TASK INPUT

******************************

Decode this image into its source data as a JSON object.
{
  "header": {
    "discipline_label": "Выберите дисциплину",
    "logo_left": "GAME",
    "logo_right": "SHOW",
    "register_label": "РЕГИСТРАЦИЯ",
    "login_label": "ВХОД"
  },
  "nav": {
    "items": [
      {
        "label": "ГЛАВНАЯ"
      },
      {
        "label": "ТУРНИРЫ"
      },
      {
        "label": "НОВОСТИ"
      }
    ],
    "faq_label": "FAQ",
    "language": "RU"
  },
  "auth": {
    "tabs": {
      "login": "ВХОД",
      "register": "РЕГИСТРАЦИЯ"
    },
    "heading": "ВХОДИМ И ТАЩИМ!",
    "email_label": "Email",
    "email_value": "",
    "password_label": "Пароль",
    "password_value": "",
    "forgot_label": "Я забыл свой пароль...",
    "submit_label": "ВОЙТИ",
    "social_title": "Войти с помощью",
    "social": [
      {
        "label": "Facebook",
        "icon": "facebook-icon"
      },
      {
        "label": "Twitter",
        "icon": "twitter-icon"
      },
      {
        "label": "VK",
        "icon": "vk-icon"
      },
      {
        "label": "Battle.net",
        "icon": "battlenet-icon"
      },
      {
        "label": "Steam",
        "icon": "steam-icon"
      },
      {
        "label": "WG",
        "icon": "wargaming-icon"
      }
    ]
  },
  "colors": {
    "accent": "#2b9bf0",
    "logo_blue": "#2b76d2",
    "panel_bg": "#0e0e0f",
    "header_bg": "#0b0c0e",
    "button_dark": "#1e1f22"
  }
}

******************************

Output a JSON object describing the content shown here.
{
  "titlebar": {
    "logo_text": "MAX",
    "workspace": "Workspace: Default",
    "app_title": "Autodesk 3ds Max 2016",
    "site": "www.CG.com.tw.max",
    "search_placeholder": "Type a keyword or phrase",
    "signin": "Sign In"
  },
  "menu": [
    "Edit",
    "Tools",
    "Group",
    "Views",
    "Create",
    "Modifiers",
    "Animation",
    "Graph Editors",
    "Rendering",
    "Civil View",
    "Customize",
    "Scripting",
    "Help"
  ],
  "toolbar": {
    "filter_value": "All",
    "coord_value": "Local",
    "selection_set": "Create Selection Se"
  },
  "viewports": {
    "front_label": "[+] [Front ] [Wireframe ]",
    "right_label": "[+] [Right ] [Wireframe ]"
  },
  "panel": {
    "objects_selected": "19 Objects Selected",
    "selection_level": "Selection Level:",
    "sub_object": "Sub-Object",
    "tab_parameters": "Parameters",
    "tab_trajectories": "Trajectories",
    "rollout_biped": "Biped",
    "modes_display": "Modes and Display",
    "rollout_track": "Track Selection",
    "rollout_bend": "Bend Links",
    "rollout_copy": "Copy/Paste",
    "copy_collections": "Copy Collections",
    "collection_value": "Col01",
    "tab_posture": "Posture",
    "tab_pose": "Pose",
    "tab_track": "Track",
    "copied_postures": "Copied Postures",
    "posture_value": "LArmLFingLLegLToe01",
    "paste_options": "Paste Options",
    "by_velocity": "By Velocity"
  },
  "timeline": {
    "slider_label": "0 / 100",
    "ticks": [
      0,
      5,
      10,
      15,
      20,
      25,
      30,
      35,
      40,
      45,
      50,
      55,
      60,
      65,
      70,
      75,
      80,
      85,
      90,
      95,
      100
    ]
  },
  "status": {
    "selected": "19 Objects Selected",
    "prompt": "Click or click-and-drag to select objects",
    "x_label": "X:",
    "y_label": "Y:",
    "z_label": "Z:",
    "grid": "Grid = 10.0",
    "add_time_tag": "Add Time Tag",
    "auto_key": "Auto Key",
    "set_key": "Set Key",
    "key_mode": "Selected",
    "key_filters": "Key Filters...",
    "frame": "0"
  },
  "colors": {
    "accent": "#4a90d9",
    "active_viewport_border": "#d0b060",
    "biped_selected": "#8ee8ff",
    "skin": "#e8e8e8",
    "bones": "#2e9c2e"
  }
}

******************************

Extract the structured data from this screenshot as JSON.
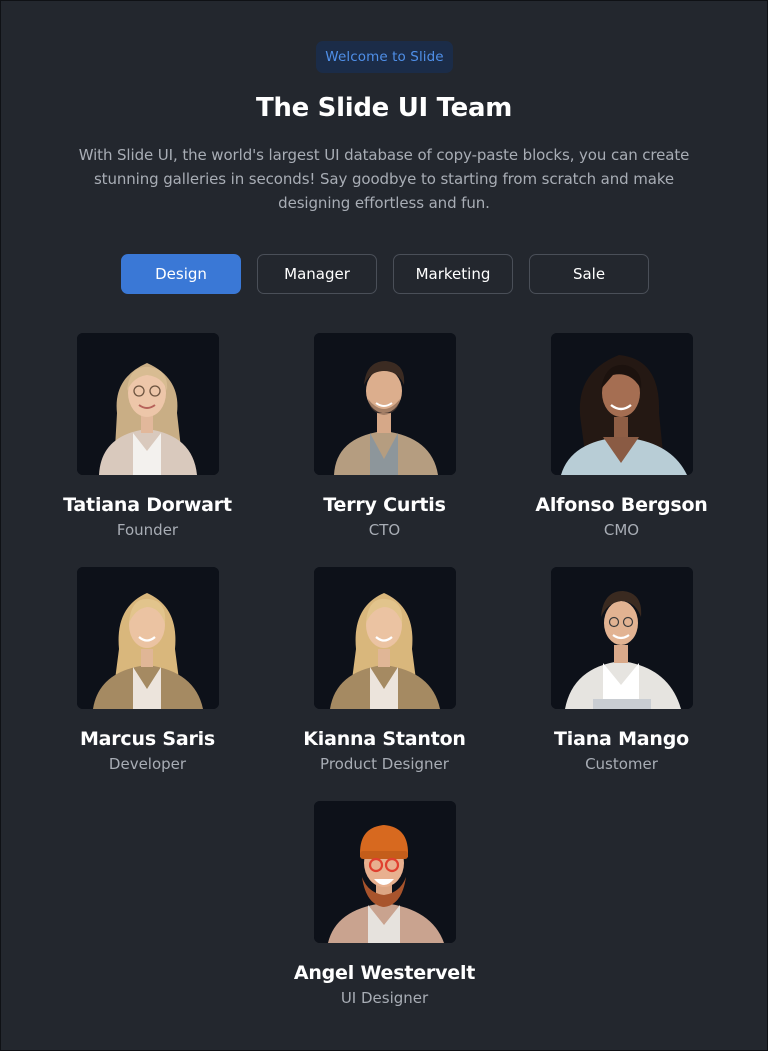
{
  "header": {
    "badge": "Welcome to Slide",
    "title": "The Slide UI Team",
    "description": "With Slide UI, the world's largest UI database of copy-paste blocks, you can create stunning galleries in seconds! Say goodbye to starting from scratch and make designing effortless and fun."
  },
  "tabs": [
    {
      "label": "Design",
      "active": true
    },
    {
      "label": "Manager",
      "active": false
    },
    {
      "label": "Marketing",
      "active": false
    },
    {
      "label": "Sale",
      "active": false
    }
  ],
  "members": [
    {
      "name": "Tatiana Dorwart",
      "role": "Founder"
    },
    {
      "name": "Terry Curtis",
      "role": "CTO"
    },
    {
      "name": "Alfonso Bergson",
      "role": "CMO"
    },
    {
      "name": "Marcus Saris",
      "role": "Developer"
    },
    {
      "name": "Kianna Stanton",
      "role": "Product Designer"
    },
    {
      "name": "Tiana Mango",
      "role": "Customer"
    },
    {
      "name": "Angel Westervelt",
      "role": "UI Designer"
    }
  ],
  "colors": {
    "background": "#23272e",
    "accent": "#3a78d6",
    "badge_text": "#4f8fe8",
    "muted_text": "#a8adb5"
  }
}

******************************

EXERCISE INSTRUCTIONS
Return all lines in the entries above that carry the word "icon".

EXPECTED ANSWER
        "icon": "facebook-icon"
        "icon": "twitter-icon"
        "icon": "vk-icon"
        "icon": "battlenet-icon"
        "icon": "steam-icon"
        "icon": "wargaming-icon"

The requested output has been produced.